» TASK OBJECTIVE: On how many lines of the records below does the string "JSON" appear? Reply with only the number.

┄┄┄┄┄┄

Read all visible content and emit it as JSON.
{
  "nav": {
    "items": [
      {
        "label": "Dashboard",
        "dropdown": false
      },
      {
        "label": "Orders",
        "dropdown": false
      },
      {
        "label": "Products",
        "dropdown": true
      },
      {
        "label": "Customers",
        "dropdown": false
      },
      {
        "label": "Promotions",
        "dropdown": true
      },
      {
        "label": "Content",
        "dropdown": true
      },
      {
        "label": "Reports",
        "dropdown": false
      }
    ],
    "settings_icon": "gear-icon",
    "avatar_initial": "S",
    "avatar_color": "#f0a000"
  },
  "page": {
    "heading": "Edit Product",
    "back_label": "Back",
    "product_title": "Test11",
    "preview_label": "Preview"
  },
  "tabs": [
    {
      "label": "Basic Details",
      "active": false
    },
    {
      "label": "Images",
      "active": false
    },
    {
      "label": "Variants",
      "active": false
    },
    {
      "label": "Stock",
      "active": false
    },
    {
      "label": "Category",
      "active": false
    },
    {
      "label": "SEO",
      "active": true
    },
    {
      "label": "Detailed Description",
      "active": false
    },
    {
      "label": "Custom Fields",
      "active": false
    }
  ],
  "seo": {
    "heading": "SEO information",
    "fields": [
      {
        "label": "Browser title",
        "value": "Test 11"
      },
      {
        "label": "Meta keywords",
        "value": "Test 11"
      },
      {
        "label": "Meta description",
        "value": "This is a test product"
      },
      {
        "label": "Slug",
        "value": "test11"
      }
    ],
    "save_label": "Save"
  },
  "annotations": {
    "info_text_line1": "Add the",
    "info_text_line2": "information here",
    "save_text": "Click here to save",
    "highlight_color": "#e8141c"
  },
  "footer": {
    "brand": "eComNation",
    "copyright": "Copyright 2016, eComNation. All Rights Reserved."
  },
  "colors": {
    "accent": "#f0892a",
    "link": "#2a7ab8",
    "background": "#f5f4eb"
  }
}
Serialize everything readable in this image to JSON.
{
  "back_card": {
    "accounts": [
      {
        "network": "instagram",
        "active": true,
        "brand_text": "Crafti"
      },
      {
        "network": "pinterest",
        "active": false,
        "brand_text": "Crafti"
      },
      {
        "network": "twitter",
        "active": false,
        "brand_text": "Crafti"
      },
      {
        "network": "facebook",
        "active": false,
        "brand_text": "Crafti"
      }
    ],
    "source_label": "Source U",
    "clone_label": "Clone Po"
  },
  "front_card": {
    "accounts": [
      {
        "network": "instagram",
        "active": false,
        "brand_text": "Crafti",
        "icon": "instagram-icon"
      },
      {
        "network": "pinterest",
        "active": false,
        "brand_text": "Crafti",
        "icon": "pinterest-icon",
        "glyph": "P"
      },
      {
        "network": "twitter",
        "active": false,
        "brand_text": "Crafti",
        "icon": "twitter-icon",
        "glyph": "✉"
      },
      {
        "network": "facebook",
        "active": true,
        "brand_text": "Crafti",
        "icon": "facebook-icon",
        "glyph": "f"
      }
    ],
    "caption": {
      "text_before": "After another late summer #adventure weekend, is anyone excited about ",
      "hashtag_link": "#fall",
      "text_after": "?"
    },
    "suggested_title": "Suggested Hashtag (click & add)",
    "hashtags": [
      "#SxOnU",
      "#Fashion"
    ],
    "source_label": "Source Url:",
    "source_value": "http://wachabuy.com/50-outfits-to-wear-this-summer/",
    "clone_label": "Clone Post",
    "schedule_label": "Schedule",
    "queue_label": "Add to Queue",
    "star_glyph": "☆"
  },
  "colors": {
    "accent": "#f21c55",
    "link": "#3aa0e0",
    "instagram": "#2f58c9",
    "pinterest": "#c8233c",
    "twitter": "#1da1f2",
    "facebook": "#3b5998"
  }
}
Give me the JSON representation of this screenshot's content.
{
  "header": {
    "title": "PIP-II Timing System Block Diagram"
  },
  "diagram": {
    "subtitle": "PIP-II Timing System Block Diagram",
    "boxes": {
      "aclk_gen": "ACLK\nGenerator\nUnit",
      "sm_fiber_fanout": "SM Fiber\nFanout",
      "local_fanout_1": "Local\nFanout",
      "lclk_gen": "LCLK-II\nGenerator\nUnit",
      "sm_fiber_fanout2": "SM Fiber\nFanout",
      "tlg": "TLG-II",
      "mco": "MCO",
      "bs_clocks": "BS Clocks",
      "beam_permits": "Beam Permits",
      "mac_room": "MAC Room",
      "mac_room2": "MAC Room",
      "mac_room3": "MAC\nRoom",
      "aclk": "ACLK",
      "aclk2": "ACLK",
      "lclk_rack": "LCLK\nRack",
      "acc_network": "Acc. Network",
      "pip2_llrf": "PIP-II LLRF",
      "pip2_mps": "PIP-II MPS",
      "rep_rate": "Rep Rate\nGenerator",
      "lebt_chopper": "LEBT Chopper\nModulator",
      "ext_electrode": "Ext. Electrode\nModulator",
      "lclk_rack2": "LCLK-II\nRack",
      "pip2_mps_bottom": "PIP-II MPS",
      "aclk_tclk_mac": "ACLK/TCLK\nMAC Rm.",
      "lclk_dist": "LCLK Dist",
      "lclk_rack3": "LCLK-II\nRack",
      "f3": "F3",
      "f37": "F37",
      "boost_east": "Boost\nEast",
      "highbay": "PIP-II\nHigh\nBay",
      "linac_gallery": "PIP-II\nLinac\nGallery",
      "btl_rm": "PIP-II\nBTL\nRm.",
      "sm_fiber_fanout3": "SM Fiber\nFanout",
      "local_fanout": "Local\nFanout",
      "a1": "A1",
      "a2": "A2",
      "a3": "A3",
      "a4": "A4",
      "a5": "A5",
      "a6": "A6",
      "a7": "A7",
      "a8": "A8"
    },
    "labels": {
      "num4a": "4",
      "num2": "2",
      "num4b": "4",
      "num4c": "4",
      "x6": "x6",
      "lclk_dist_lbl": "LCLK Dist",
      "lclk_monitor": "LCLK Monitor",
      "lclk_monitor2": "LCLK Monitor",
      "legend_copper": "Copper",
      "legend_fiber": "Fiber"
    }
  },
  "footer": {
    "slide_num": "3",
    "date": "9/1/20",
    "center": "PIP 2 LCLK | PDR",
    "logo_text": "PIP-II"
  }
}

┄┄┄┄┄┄

» WRITTEN SOLUTION: 3